▶ [SUPPLIED RECORDS]
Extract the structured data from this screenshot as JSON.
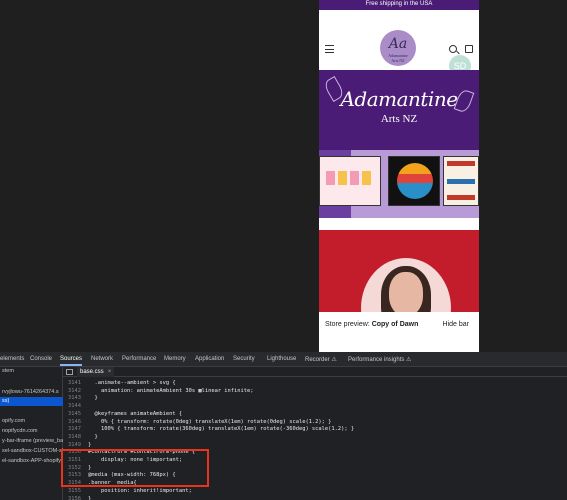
{
  "store": {
    "shipping_bar": "Free shipping in the USA",
    "logo_monogram": "Aa",
    "logo_name": "Adamantine",
    "logo_sub": "Arts NZ",
    "avatar_initials": "SD",
    "banner_title": "Adamantine",
    "banner_subtitle": "Arts NZ",
    "preview_label": "Store preview:",
    "preview_theme": "Copy of Dawn",
    "hide_bar": "Hide bar"
  },
  "devtools": {
    "tabs": [
      "elements",
      "Console",
      "Sources",
      "Network",
      "Performance",
      "Memory",
      "Application",
      "Security",
      "Lighthouse",
      "Recorder ⚠",
      "Performance insights ⚠"
    ],
    "active_tab": "Sources",
    "sidebar": {
      "toggle": "stem",
      "items": [
        "rvyjlowu-7614264374.s",
        "ss)",
        "opify.com",
        "nopifycdn.com",
        "y-bar-iframe (preview_bar)",
        "sel-sandbox-CUSTOM-sh",
        "el-sandbox-APP-shopify-sh"
      ],
      "selected_index": 1
    },
    "file_tab": "base.css",
    "file_close": "×",
    "lines": [
      {
        "n": "3141",
        "code": "  .animate--ambient > svg {"
      },
      {
        "n": "3142",
        "code": "    animation: animateAmbient 30s ▩linear infinite;"
      },
      {
        "n": "3143",
        "code": "  }"
      },
      {
        "n": "3144",
        "code": ""
      },
      {
        "n": "3145",
        "code": "  @keyframes animateAmbient {"
      },
      {
        "n": "3146",
        "code": "    0% { transform: rotate(0deg) translateX(1em) rotate(0deg) scale(1.2); }"
      },
      {
        "n": "3147",
        "code": "    100% { transform: rotate(360deg) translateX(1em) rotate(-360deg) scale(1.2); }"
      },
      {
        "n": "3148",
        "code": "  }"
      },
      {
        "n": "3149",
        "code": "}"
      },
      {
        "n": "3150",
        "code": "#ContactForm #ContactForm-phone {"
      },
      {
        "n": "3151",
        "code": "    display: none !important;"
      },
      {
        "n": "3152",
        "code": "}"
      },
      {
        "n": "3153",
        "code": "@media (max-width: 768px) {"
      },
      {
        "n": "3154",
        "code": ".banner__media{"
      },
      {
        "n": "3155",
        "code": "    position: inherit!important;"
      },
      {
        "n": "3156",
        "code": "}"
      },
      {
        "n": "3157",
        "code": "}"
      },
      {
        "n": "3158",
        "code": ""
      }
    ]
  },
  "colors": {
    "brand_purple": "#4a1c75",
    "highlight_red": "#e8341c",
    "devtools_bg": "#202124",
    "selection_blue": "#0b57d0"
  }
}
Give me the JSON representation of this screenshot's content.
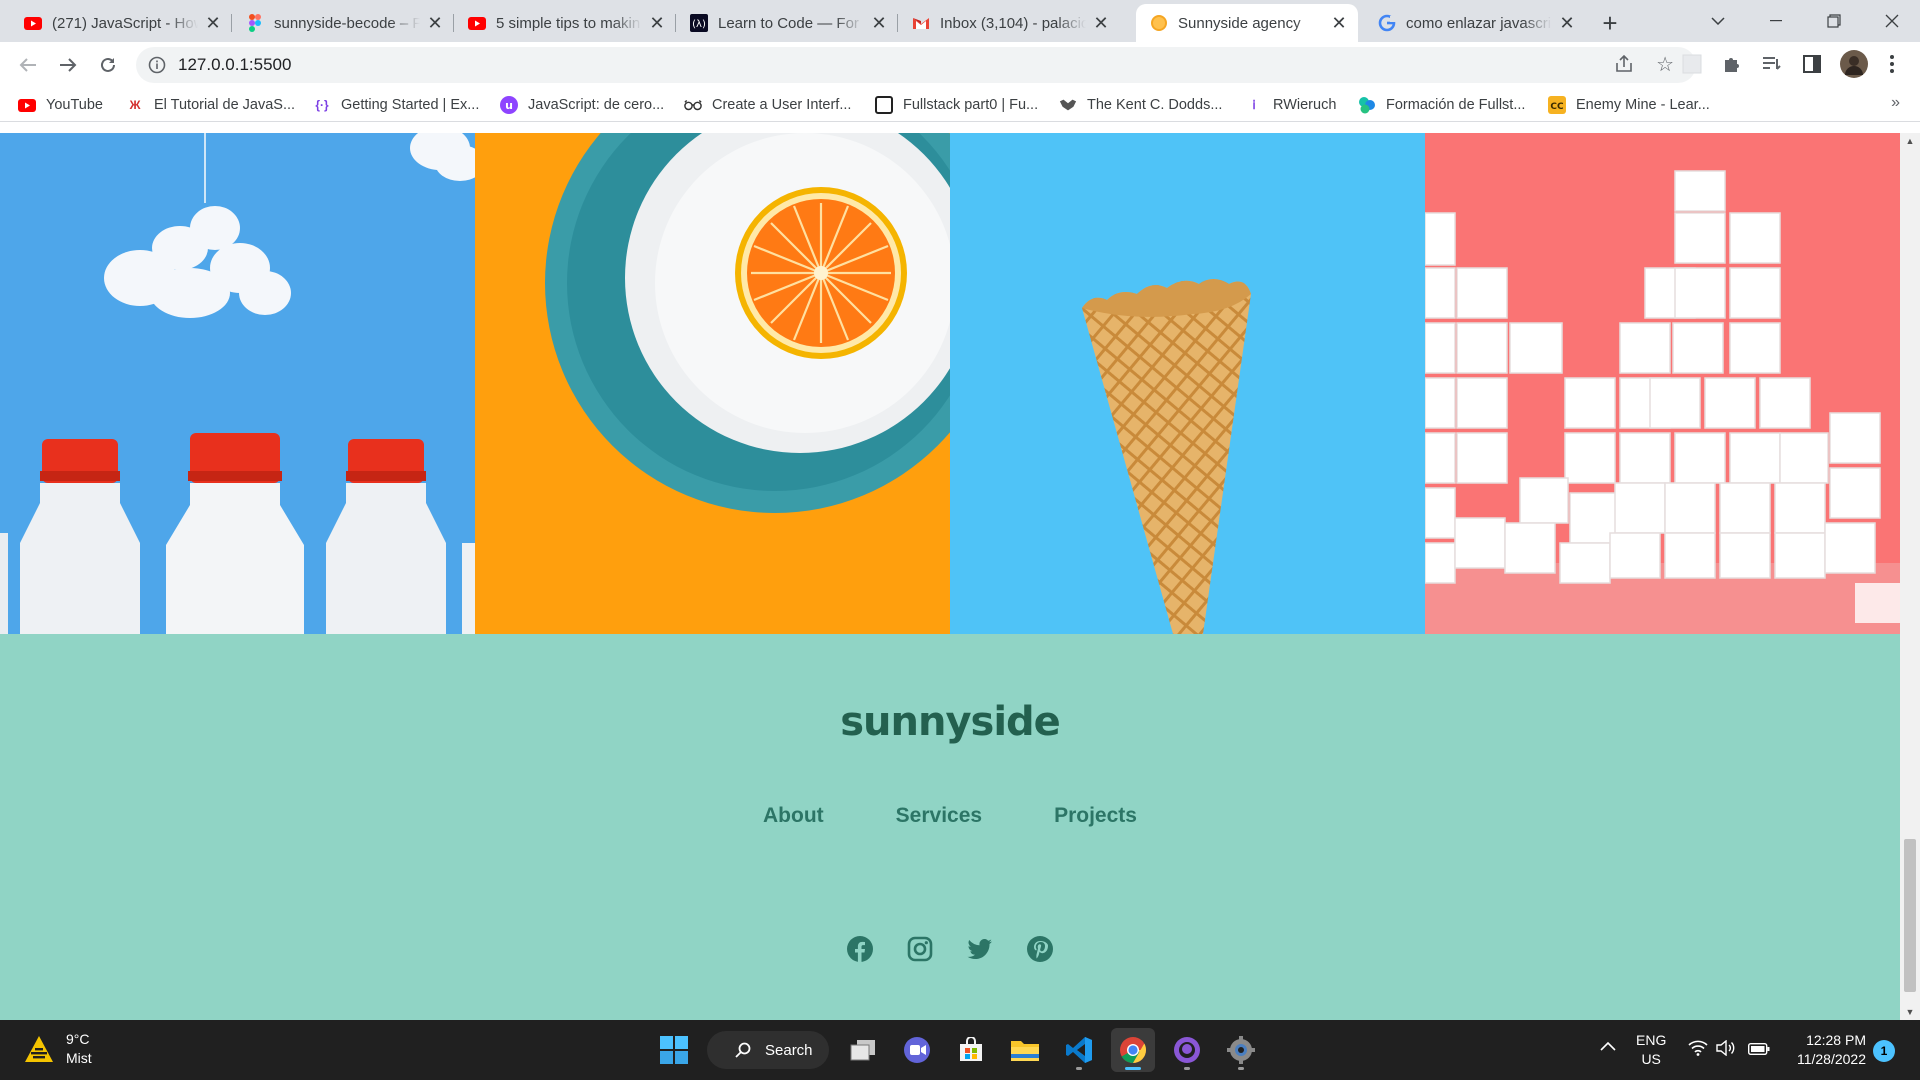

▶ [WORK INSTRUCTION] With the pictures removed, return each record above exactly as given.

▶ [RESPONSE]
Extract the structured data from this screenshot as JSON.
{
  "store": {
    "shipping_bar": "Free shipping in the USA",
    "logo_monogram": "Aa",
    "logo_name": "Adamantine",
    "logo_sub": "Arts NZ",
    "avatar_initials": "SD",
    "banner_title": "Adamantine",
    "banner_subtitle": "Arts NZ",
    "preview_label": "Store preview:",
    "preview_theme": "Copy of Dawn",
    "hide_bar": "Hide bar"
  },
  "devtools": {
    "tabs": [
      "elements",
      "Console",
      "Sources",
      "Network",
      "Performance",
      "Memory",
      "Application",
      "Security",
      "Lighthouse",
      "Recorder ⚠",
      "Performance insights ⚠"
    ],
    "active_tab": "Sources",
    "sidebar": {
      "toggle": "stem",
      "items": [
        "rvyjlowu-7614264374.s",
        "ss)",
        "opify.com",
        "nopifycdn.com",
        "y-bar-iframe (preview_bar)",
        "sel-sandbox-CUSTOM-sh",
        "el-sandbox-APP-shopify-sh"
      ],
      "selected_index": 1
    },
    "file_tab": "base.css",
    "file_close": "×",
    "lines": [
      {
        "n": "3141",
        "code": "  .animate--ambient > svg {"
      },
      {
        "n": "3142",
        "code": "    animation: animateAmbient 30s ▩linear infinite;"
      },
      {
        "n": "3143",
        "code": "  }"
      },
      {
        "n": "3144",
        "code": ""
      },
      {
        "n": "3145",
        "code": "  @keyframes animateAmbient {"
      },
      {
        "n": "3146",
        "code": "    0% { transform: rotate(0deg) translateX(1em) rotate(0deg) scale(1.2); }"
      },
      {
        "n": "3147",
        "code": "    100% { transform: rotate(360deg) translateX(1em) rotate(-360deg) scale(1.2); }"
      },
      {
        "n": "3148",
        "code": "  }"
      },
      {
        "n": "3149",
        "code": "}"
      },
      {
        "n": "3150",
        "code": "#ContactForm #ContactForm-phone {"
      },
      {
        "n": "3151",
        "code": "    display: none !important;"
      },
      {
        "n": "3152",
        "code": "}"
      },
      {
        "n": "3153",
        "code": "@media (max-width: 768px) {"
      },
      {
        "n": "3154",
        "code": ".banner__media{"
      },
      {
        "n": "3155",
        "code": "    position: inherit!important;"
      },
      {
        "n": "3156",
        "code": "}"
      },
      {
        "n": "3157",
        "code": "}"
      },
      {
        "n": "3158",
        "code": ""
      }
    ]
  },
  "colors": {
    "brand_purple": "#4a1c75",
    "highlight_red": "#e8341c",
    "devtools_bg": "#202124",
    "selection_blue": "#0b57d0"
  }
}
Give me the JSON representation of this screenshot's content.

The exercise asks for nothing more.